Each of these recovery cycles lasted about four years and ended due to market or regulatory events. The current market play can be influenced by an optimistic market outlook for the next two to three years.

During this period, transaction volumes are expected to increase due to pent-up demand, presenting potentially attractive revenue opportunities for developers.

Rising land prices raise sellers' expectations

It may not have been apparent earlier but residential land prices had been slowly creeping up since 2015, reaching a crescendo in recent months.

The increase was across all sub-markets, exacerbated by the reduction of residential land supply under the GLS programme, resulting in more intense competition and bidding for sites among developers.

An example in the suburban sub-market is in the West Coast Vale area where the Parc Riviera site was clinched in August 2015 for S$551 per sq ft per plot ratio (psf ppr), only to be surpassed by the S$592 psf ppr paid for the adjacent Twin Vew parcel in February 2017.

The Twin Vew land price was further overshadowed by the S$800 psf ppr winning bid in January 2018 for another site in the same location.

In the prime sub-market, the Martin Modern parcel fetched S$1,239 psf ppr in June 2016 but keen demand saw the Jiak Kim Street site command S$1,733 psf ppr - a more optimistic bid, notwithstanding the commercial use allowed on the first storey.

The successful en bloc sales in 2017 at mostly optimistic prices bolstered the confidence of sellers and raised their price expectations. This has led to reserve prices of en bloc sites not being met and the sales process becoming protracted, with sellers exploring follow-up options such as securing a buyer by private treaty.

In 2018, we expect a trend of more protracted or failed collective sales due to a mismatch in pricing expectations by en bloc sellers and buyers.

Strong en bloc pipeline

While more en bloc sales could end up being protracted in 2018, a strong pipeline of these sites is likely to maintain or increase the momentum of launches.

The launch and sales momentum in the en bloc sales market has been rising on a quarterly basis since 2017. There are currently about 140 developments in varying stages of sales preparation, although some of these might be non-starters while others may not secure the required minimum 80 or 90 per cent consensus.

Currently, around 10 en bloc sites are waiting for their tenders to close, while another 14 sites are under private treaty negotiations following non-conclusive offers after their tender closing.

Some of these - Cairnhill Mansions, Riviera Point, Pearl Bank Apartments and Brookvale Park - were sold recently. Since a sustained supply of sites is expected, bids are likely to stabilise and the volume of successful collective sales could possibly increase.

The recent increase in the top marginal rate of the buyer's stamp duty (BSD), from 3 per cent to 4 per cent for amounts exceeding S$1 million of the property value, is unlikely to dampen demand for residential sites.

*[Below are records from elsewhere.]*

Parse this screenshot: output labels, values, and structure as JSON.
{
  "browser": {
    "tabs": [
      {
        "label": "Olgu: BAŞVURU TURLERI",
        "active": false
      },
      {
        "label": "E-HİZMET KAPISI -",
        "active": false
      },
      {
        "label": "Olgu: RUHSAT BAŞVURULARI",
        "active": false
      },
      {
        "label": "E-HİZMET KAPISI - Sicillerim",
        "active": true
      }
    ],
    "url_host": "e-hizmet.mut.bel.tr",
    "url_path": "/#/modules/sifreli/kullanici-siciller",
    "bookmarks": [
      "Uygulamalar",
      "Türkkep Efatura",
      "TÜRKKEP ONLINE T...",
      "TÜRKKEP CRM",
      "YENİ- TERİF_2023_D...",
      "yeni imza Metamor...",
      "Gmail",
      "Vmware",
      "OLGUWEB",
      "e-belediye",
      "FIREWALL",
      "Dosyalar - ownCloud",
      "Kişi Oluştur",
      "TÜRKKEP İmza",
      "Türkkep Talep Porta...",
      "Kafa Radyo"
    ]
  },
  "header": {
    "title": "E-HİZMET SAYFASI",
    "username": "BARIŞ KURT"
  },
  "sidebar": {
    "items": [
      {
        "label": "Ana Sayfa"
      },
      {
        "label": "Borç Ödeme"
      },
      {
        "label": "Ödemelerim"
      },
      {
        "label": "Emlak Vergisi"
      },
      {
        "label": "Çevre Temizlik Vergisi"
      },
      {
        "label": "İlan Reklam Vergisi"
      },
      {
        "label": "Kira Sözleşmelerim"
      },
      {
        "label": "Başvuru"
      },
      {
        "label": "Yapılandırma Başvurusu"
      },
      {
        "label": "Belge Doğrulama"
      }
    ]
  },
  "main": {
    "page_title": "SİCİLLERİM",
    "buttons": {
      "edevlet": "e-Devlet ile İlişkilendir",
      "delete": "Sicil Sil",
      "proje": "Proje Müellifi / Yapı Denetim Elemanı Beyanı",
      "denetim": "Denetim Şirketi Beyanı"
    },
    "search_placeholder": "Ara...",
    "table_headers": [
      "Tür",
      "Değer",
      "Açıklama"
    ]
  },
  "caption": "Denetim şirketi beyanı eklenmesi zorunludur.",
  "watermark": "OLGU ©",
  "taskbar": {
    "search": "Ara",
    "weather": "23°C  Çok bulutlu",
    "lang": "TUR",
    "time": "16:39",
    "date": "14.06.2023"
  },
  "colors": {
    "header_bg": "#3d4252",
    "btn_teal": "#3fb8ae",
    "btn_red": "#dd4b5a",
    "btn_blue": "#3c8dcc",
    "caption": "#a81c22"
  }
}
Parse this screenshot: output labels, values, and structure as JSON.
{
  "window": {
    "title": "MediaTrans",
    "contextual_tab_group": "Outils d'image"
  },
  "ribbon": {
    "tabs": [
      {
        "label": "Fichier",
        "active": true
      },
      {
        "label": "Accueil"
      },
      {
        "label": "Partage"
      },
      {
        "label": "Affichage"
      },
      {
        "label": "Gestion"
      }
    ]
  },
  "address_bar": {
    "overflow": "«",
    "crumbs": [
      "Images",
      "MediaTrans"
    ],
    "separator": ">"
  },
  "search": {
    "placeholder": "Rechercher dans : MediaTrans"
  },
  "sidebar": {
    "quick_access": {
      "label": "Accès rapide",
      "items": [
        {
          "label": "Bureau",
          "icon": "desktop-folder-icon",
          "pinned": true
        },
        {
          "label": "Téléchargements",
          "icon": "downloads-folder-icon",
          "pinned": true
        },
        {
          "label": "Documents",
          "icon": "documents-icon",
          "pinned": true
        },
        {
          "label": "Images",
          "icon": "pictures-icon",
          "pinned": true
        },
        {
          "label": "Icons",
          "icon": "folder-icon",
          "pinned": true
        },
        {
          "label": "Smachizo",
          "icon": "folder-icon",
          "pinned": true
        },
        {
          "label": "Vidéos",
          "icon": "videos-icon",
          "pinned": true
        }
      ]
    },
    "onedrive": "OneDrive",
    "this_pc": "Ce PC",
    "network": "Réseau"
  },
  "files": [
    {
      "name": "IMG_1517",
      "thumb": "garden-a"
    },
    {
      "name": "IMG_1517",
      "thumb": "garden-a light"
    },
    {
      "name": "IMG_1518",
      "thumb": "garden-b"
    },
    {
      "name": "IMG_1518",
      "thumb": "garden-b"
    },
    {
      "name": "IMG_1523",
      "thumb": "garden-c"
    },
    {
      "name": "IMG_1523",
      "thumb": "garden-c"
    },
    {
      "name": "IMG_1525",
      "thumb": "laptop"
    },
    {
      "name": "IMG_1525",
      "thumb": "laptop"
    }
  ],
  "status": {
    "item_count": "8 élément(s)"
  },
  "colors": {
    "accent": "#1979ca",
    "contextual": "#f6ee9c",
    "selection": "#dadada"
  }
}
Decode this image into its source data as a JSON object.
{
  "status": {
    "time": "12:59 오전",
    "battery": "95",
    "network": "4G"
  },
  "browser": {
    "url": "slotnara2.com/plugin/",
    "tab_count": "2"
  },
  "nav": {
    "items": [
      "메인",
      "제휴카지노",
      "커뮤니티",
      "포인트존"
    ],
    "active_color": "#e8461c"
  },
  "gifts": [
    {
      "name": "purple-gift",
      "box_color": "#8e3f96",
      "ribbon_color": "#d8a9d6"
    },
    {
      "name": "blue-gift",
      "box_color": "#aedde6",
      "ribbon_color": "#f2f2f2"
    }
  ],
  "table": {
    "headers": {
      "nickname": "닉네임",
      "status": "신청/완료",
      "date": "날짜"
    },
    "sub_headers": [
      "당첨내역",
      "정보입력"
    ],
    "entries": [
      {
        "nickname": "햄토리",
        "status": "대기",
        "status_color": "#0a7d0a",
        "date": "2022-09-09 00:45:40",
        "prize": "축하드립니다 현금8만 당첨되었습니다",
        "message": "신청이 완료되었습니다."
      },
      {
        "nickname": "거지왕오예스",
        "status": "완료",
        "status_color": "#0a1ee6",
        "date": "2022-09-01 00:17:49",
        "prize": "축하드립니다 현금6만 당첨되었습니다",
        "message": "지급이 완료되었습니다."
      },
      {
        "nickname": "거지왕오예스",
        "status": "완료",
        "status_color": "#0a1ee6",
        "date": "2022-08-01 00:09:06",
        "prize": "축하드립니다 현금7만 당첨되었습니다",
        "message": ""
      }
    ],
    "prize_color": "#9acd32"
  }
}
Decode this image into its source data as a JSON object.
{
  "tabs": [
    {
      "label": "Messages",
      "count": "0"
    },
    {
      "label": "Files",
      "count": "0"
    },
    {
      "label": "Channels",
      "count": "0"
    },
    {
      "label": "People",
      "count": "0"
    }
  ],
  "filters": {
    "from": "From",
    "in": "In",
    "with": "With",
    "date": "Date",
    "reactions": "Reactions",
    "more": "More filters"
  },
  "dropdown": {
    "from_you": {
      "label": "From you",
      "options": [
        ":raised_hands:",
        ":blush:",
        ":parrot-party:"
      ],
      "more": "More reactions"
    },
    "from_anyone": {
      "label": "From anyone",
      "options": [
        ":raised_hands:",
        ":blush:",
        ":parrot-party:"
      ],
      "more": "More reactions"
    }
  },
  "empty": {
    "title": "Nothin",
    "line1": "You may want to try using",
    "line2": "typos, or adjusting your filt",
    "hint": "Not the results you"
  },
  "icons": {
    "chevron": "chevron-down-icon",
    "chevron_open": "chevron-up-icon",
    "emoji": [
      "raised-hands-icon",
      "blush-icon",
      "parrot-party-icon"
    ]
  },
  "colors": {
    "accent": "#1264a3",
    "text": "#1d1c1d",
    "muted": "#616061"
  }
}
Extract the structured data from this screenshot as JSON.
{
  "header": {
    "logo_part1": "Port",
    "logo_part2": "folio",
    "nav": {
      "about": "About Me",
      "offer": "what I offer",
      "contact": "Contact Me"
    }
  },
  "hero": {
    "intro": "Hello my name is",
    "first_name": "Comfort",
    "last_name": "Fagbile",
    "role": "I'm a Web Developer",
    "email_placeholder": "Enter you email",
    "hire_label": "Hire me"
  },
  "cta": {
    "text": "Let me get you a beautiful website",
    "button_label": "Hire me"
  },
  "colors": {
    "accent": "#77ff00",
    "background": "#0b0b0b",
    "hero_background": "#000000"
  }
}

Although developers might trim their bids for sites slightly, taking into account the BSD increase, there are other factors that might have a preponderant effect.

In reality, any computational reduction in bid assessment will be subject to how attractive the site is, its reserve price, the competition involved, the current rising market outlook or other factors.

In 2017, investments in GLS residential sites amounted to S$5.97 billion while collective/en bloc/private land sales fetched S$9.1 billion.

Investments in GLS residential sites in H1 2018 is estimated at S$4-4.4 billion and is expected to be moderate for the full year as the H2 2018 GLS programme is unlikely to be aggressive. Therefore, en bloc sale sites will continue to be a major source of residential land supply for developers in 2018.

As the medium-term outlook is positive, developers are likely to continue restocking their land inventory. Coupled with a firm pipeline of potential en bloc sites, the sales momentum witnessed in 2017 is expected to be sustained.

Adapted from: The Business Times, 29 March 2018